This is a continuation of the discussion raised by my column on the folly of educating Chinese and Iranian visa holders in Virginia universities and colleges. Some in that discussion thought soft power would overcome what America loses in hard power.

Soft power is both crucially important and utterly insufficient to guarantee the future freedom and prosperity of the West and its allies around the world.

We need credible military capabilities — hard power — as well.

Hampton Roads is the largest concentration of military power in the United States, perhaps the world. The Pentagon is in Arlington. Northern Virginia is awash in government and contractor defense personnel. But this issue directly affects all of America. And Europe. And South America and Africa, which are seeing overt Chinese attempts to influence events on both continents. And our allies in the Pacific.

China is without question the biggest long term military threat to the United States and its allies. It combines technology, economic power, an enormous and talented population and ruthless leaders. Continue reading

WTJU Podcast on State’s Economy

By Peter Galuszka

This may be familiar turf for some readers, but here is a podcast I worked on with WTJU, the radio station of the University of Virginia. It gives a larger overview of the changes that data centers are making in the state’s economy and what that might mean in the future.

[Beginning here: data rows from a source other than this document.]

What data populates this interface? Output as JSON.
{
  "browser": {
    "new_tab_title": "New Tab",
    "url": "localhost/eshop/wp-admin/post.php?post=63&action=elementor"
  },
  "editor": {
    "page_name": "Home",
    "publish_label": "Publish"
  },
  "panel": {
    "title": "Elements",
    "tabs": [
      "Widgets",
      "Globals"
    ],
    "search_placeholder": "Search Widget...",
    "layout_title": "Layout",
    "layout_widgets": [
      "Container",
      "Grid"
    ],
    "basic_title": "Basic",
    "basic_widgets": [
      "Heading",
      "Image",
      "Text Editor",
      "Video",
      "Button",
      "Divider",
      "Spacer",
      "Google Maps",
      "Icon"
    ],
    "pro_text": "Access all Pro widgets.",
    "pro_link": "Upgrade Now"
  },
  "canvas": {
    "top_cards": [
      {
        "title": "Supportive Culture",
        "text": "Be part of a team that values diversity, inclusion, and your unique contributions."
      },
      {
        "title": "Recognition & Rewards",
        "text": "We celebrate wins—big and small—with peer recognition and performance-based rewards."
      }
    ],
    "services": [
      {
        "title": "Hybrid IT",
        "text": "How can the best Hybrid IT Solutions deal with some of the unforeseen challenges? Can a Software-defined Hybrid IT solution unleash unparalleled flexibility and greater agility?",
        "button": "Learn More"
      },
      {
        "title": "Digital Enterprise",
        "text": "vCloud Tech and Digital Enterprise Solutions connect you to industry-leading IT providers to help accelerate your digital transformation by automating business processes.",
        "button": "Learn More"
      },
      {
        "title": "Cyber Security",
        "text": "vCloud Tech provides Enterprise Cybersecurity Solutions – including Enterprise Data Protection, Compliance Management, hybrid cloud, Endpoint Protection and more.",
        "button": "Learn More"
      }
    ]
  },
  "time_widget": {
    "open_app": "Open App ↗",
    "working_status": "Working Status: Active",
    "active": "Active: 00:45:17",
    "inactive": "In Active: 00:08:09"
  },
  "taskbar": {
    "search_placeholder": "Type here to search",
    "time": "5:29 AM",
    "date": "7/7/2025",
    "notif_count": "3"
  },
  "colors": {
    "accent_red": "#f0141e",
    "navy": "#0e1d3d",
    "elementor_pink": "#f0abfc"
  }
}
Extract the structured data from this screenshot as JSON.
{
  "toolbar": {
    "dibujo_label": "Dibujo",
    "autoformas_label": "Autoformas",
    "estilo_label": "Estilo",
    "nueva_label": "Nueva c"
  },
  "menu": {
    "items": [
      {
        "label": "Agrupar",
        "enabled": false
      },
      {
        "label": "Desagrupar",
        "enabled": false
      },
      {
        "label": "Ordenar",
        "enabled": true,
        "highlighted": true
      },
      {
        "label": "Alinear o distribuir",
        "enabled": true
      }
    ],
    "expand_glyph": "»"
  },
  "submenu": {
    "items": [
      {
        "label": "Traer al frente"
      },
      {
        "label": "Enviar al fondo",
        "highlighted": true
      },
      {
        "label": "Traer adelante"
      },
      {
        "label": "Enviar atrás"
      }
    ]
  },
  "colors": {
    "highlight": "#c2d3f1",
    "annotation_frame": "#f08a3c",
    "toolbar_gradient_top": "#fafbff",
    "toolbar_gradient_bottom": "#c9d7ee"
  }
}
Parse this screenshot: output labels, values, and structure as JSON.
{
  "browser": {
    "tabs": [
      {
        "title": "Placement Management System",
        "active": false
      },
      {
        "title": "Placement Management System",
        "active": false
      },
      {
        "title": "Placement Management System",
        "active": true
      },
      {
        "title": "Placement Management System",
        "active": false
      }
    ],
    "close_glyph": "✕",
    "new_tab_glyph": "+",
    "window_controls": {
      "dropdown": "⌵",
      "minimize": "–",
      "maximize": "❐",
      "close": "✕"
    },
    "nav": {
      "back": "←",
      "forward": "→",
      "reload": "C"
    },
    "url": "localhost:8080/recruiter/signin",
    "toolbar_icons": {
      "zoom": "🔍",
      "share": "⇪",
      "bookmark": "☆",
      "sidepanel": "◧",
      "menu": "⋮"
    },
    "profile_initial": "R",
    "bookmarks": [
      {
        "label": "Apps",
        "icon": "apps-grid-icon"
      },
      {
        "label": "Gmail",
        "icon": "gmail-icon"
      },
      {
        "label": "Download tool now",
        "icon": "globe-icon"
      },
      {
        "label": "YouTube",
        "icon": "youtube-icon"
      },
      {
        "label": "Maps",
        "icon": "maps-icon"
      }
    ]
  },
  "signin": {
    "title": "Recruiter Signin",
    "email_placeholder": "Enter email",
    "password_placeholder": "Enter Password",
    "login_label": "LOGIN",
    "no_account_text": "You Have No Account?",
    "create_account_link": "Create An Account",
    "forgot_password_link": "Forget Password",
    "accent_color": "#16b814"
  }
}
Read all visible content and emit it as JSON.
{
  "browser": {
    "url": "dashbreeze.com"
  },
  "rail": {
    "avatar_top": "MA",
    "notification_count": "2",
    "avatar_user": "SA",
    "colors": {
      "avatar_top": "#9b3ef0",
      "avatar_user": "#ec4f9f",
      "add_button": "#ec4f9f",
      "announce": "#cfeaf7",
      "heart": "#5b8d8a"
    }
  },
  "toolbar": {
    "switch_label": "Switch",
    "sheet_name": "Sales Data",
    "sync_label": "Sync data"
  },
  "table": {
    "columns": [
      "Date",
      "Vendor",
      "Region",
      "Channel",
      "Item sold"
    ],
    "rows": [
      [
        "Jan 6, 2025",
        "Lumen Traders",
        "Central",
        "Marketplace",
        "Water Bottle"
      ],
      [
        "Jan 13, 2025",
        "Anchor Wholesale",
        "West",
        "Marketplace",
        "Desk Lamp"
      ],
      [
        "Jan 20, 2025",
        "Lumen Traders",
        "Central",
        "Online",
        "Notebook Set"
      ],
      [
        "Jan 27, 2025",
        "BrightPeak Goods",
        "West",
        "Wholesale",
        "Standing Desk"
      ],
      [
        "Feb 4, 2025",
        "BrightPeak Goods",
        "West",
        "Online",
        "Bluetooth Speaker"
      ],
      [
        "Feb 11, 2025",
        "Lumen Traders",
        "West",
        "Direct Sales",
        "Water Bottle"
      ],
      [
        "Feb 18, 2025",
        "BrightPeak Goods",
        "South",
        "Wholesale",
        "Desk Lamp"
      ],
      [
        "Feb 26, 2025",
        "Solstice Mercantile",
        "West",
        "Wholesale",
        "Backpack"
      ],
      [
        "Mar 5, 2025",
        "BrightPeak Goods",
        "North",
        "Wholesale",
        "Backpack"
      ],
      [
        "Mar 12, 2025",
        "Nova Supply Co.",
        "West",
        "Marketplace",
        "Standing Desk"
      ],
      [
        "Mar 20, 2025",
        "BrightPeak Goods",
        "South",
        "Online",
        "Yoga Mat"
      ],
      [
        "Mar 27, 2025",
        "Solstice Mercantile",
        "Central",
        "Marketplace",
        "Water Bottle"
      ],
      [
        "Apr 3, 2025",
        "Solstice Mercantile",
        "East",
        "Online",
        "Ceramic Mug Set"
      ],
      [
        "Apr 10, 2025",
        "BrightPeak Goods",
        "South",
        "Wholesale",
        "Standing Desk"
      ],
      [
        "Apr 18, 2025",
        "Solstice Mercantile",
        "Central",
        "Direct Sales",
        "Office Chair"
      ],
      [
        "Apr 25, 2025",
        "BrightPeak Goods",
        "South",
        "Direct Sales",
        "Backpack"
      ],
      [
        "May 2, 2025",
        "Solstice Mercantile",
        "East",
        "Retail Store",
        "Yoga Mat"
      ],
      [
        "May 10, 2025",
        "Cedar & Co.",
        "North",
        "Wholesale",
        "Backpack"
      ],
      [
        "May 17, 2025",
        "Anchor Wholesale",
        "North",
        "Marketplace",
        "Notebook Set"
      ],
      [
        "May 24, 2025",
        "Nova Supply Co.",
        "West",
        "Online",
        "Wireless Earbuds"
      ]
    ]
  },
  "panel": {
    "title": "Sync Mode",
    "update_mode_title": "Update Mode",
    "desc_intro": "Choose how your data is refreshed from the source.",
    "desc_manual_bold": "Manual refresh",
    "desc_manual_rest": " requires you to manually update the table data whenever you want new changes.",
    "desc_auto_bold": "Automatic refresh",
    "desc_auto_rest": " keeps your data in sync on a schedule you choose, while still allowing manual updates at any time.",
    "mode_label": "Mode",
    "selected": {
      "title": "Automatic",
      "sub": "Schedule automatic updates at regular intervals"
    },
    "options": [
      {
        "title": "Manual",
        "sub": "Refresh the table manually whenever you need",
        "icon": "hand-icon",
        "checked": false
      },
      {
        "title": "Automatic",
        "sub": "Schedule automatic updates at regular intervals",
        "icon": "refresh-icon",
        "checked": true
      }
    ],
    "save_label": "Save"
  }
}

This elaborates on a Style Weekly story I posted here a few weeks ago.

Early this year, WTJU started preparing a series of podcasts under the “Bold Dominion” banner that explores how politics, economics and culture are changing in the Old Dominion. I think they have had 25 episodes up until now and I have participated in some of them. I also do a weekly Q&A on state politics.

Here’s the most recent podcast:

https://bolddominion.org/episodes/what-does-a-burgeoning-tech-industry-mean-for-virginia

Stewart Gets Last-Minute Gift From Trump

Corey Stewart

Peter Galuszka

Corey A. Stewart, a conservative firebrand from Prince William County, is getting a last-minute going-away present from President Donald Trump.

As Trump’s administration comes to an end, Trump has created a position on trade at the U.S. Commerce Department that is just for him. In 2016, Stewart headed Trump’s Virginia election campaign before being fired. Stewart said that he was Trump before Trump was Trump.

Stewart is an international trade lawyer and is expected to strong arm Trump’s tough and confusing trade policies.

A special target is China, which Trump has castigated, with some justification, for cheating on business deals, fiddling with its currency exchange rates, growing its armed forces and trampling on human rights.

Stewart will toughen enforcement of Trump’s hostile trade relations, according to news reports.

Some trade experts wonder what the Stewart story is all about. According to Reuters, William Reinsch, a former Commerce undersecretary, said he viewed hiring as “peculiar” since he is filling a position that does not exist. Continue reading

The “Rat Pack” Makes the Point

By Peter Galuszka

On July 26, 1948, President Harry S. Truman took the historically enormous step of integrating the U.S. Armed Forces. The Virginia Military Institute, which prides itself on its warrior panache, didn’t get around to that until 1968 and even today there are serious questions about racism at the state-supported school.

The past few days have seen story after story about charges of widespread racism at the school that led to Gov. Ralph Northam, a VMI graduate, ordering an investigation. The school’s superintendent, an 80-year-old retired four-star Army general has resigned.

The Washington Post got big play for its investigative report about the atmosphere in Lexington, where the school is located. Actually, the Roanoke Times first had a story this summer that Black alumni were concerned that racism was getting out of hand. This morning, the Post has a story about anonymous posts that VMI students apparently made on Jodel, a Website.

If anything, the posts prove the media’s point. Black athletes are referred to insultingly as “permits” because they are excused from normal military exercise because they work out in sports. They are said to be at VMI because they are not good enough at sports to get into a better college. Continue reading